Midway through his first state visit to India, US President Barack Obama already seems to have won over everyone (except the Communists). He has spoken of business deals that will create jobs back home (the investment should make people in India happy). He has commiserated with the victims of 26/11. He has pressed flesh with Indian businessmen eager to see and be seen with the President of the US. He has pledged support for India’s candidature at the Nuclear Suppliers Group. He has allowed access to critical technologies to three Indian organizations that were blocked from these until now. He has paid homage to Gandhi.
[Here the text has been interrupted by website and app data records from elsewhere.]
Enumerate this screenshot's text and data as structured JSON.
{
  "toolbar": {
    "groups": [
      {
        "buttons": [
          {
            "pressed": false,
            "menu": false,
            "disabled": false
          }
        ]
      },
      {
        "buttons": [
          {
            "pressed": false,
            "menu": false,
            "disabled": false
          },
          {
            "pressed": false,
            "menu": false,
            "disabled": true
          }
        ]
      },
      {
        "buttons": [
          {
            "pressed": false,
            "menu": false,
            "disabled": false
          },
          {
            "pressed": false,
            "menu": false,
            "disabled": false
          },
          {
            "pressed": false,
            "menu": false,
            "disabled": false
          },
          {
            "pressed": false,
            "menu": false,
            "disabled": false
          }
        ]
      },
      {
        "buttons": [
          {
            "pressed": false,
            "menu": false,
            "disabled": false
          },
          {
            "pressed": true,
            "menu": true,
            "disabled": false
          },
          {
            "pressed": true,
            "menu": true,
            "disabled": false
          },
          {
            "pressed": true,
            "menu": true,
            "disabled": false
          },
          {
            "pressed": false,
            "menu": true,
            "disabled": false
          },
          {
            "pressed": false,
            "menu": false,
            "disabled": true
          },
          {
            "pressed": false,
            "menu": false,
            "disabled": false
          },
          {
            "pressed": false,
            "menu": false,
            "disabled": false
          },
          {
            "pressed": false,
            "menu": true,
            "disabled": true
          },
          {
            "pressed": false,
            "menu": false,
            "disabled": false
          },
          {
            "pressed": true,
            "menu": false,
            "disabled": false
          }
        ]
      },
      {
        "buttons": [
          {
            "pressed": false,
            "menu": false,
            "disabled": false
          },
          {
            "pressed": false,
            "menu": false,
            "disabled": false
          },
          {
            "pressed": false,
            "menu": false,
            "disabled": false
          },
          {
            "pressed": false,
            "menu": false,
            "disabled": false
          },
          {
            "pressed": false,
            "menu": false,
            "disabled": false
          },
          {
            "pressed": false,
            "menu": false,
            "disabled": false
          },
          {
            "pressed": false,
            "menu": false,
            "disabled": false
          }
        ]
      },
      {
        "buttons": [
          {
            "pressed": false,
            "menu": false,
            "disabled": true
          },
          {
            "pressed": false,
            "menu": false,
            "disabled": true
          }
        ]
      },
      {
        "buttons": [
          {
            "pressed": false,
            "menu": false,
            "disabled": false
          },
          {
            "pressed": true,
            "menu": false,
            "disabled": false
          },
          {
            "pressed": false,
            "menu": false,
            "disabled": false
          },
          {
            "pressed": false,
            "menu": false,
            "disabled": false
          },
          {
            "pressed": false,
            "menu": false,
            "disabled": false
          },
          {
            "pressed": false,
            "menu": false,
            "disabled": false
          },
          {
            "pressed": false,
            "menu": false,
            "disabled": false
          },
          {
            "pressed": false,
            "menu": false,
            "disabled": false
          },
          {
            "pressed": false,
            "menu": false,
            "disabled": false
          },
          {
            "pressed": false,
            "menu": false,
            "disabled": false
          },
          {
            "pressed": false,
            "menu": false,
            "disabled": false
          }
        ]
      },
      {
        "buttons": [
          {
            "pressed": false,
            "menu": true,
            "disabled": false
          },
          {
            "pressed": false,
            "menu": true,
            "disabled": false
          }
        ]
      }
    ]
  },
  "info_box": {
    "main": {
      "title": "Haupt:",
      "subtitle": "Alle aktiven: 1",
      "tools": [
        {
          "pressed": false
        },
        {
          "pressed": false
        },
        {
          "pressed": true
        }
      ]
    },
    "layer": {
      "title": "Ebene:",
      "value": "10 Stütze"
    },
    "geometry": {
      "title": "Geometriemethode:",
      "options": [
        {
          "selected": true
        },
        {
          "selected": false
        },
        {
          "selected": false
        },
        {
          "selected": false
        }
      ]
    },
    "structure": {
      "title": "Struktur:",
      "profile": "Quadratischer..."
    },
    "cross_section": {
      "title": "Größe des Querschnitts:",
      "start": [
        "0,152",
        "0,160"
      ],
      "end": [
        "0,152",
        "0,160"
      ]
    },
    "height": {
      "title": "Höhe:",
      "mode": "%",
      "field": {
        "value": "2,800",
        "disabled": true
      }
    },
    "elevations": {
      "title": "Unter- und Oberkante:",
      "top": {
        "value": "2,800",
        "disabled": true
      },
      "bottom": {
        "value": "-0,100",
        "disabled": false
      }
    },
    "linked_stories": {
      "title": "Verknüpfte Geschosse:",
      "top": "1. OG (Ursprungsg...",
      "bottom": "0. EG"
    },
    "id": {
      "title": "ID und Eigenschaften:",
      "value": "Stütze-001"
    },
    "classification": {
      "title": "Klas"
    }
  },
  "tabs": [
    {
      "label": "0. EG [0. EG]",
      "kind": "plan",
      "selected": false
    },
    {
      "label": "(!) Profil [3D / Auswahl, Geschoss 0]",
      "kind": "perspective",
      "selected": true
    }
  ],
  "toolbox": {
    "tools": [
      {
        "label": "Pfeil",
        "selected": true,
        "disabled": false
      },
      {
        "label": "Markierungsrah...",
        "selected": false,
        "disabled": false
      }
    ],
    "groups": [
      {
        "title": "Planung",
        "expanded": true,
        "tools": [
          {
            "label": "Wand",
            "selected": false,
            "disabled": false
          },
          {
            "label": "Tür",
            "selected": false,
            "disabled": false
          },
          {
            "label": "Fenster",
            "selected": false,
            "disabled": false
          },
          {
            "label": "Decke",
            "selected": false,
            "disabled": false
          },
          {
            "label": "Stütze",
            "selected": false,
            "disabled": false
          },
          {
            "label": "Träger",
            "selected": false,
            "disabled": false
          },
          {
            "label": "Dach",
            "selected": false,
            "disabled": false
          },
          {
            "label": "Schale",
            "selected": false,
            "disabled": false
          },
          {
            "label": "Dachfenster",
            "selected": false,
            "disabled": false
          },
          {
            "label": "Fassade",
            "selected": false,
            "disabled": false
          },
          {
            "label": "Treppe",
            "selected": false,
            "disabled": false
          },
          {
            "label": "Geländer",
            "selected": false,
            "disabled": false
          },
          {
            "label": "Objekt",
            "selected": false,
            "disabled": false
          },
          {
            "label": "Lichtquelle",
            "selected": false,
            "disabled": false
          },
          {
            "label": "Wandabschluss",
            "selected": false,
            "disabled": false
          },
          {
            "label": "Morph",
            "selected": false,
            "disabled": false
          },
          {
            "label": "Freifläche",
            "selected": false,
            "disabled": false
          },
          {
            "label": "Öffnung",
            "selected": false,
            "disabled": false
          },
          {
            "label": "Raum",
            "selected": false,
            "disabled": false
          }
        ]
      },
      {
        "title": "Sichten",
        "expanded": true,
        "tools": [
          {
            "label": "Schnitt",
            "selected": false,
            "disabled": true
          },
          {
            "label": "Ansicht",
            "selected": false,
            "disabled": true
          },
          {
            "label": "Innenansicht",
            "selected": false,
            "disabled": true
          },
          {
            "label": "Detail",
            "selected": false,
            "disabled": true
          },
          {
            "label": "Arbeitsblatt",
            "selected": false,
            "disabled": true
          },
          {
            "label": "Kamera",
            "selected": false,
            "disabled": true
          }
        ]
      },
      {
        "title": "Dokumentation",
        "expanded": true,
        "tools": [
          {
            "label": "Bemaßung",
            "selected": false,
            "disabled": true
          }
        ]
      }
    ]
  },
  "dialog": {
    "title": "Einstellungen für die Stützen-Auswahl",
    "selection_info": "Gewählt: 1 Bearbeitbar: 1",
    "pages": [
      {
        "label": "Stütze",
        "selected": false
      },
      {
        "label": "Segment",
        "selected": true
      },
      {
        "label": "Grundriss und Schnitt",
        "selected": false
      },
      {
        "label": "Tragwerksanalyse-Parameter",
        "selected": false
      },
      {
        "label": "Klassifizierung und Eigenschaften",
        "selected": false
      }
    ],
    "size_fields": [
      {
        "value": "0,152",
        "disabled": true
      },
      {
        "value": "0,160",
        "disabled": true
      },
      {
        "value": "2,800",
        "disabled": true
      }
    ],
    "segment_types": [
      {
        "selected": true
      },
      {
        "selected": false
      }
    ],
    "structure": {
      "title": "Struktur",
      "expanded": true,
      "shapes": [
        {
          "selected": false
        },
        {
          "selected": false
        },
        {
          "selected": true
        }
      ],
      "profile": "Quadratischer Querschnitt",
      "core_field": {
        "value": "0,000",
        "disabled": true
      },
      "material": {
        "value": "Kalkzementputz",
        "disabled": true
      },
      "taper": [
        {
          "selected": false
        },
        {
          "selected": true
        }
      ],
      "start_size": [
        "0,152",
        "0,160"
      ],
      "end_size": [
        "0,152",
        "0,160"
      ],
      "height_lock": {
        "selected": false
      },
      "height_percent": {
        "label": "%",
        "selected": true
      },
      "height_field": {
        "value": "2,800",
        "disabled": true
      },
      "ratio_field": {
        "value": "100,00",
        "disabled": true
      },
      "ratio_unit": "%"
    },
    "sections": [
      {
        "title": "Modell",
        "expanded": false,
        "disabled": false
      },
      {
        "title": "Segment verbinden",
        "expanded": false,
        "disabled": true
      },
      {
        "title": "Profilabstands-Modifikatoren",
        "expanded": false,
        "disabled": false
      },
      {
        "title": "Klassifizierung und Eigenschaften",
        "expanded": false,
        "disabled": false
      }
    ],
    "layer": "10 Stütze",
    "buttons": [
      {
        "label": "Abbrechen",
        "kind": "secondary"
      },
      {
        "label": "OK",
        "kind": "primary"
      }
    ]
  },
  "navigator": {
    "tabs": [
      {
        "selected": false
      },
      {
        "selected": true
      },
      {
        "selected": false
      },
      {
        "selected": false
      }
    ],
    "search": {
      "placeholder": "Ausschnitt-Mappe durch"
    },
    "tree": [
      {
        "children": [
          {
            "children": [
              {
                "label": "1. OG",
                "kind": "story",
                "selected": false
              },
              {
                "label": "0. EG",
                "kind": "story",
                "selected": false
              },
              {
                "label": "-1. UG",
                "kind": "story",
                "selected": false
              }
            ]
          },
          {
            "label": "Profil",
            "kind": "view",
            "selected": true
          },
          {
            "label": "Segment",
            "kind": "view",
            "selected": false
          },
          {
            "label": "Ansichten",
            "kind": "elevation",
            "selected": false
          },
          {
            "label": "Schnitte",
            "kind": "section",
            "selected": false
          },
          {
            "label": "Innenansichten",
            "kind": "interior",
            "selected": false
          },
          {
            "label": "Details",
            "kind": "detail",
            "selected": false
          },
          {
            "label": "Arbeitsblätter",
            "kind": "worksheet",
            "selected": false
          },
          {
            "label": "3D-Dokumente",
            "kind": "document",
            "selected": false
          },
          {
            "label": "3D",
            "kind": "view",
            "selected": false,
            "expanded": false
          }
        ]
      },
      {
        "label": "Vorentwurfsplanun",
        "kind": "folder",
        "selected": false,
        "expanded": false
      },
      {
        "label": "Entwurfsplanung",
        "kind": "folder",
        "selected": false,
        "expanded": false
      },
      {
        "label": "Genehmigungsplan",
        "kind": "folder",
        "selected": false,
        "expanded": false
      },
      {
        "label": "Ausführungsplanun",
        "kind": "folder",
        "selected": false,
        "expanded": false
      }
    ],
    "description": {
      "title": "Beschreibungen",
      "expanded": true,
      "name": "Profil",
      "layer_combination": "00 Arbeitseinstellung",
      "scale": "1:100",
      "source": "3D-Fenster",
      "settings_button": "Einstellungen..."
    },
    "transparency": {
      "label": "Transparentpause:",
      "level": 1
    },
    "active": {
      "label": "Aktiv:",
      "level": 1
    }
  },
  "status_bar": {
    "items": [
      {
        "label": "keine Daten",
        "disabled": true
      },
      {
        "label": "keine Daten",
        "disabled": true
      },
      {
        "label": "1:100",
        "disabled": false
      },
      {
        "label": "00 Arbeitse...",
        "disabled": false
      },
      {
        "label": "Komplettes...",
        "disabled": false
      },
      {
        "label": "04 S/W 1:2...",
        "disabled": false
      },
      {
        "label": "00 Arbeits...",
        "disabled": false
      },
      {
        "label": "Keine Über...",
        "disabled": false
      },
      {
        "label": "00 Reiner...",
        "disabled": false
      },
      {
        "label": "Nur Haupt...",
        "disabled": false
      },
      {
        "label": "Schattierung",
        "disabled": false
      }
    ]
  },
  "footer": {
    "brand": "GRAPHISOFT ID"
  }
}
And he and his wife have shaken a leg to Indian music (in fact, his wife has done so more than once). If Disney were to make a film about a US president visiting India, it couldn’t have come up with a better script.
On the Indian side, the mainstream media has been gushing in its coverage. Television anchors (and even hard-nosed editors at these channels) have simpered and smiled and nodded their heads appreciatively (this last, especially at the superior hopscotch skills of the US First Lady). Most newspapers and television channels are almost entirely devoted to coverage of the Obama visit. The main opposition party has distanced itself from a marginally anti-Obama statement issued by one of its members.
Overall media coverage of and political response to the visit has been so overwhelmingly positive (businessmen and business lobbies were anyway expected to react positively) that it seems almost churlish to point out that just late last week, the almost unanimous opinion in India was that this trip wouldn’t achieve much—not for the US and, definitely, not for India.
So, what, if anything at all, has changed? The truthful answer to that is: nothing. At one level, expectations from the visit were so low that a combination of a few giveaways (and takeaways) and some smart spin would appear to have worked. At another level, everyone seems to be in the grip of the Indian hospitality trap, which entails no negativity whatsoever (this could explain why even the principal opposition doesn’t wish to sound critical of Obama, at least as long as he is here). Finally, this is the country of Bollywood. How can we not love and worship the world’s most powerful man and his wife who are both only too willing to break into a jig?
In the 1960s, when president Lyndon Johnson visited India, he won the hearts of the Indian public (or so newspaper reports of that time would have us believe) by giving away small gifts—ballpoint pens and pencils. Even before the business end of his visit (in Delhi) Obama has managed to do the same— with a few more substantial gifts and a little dancing.
What will Obama’s visit yield? Tell us at firstname.lastname@example.org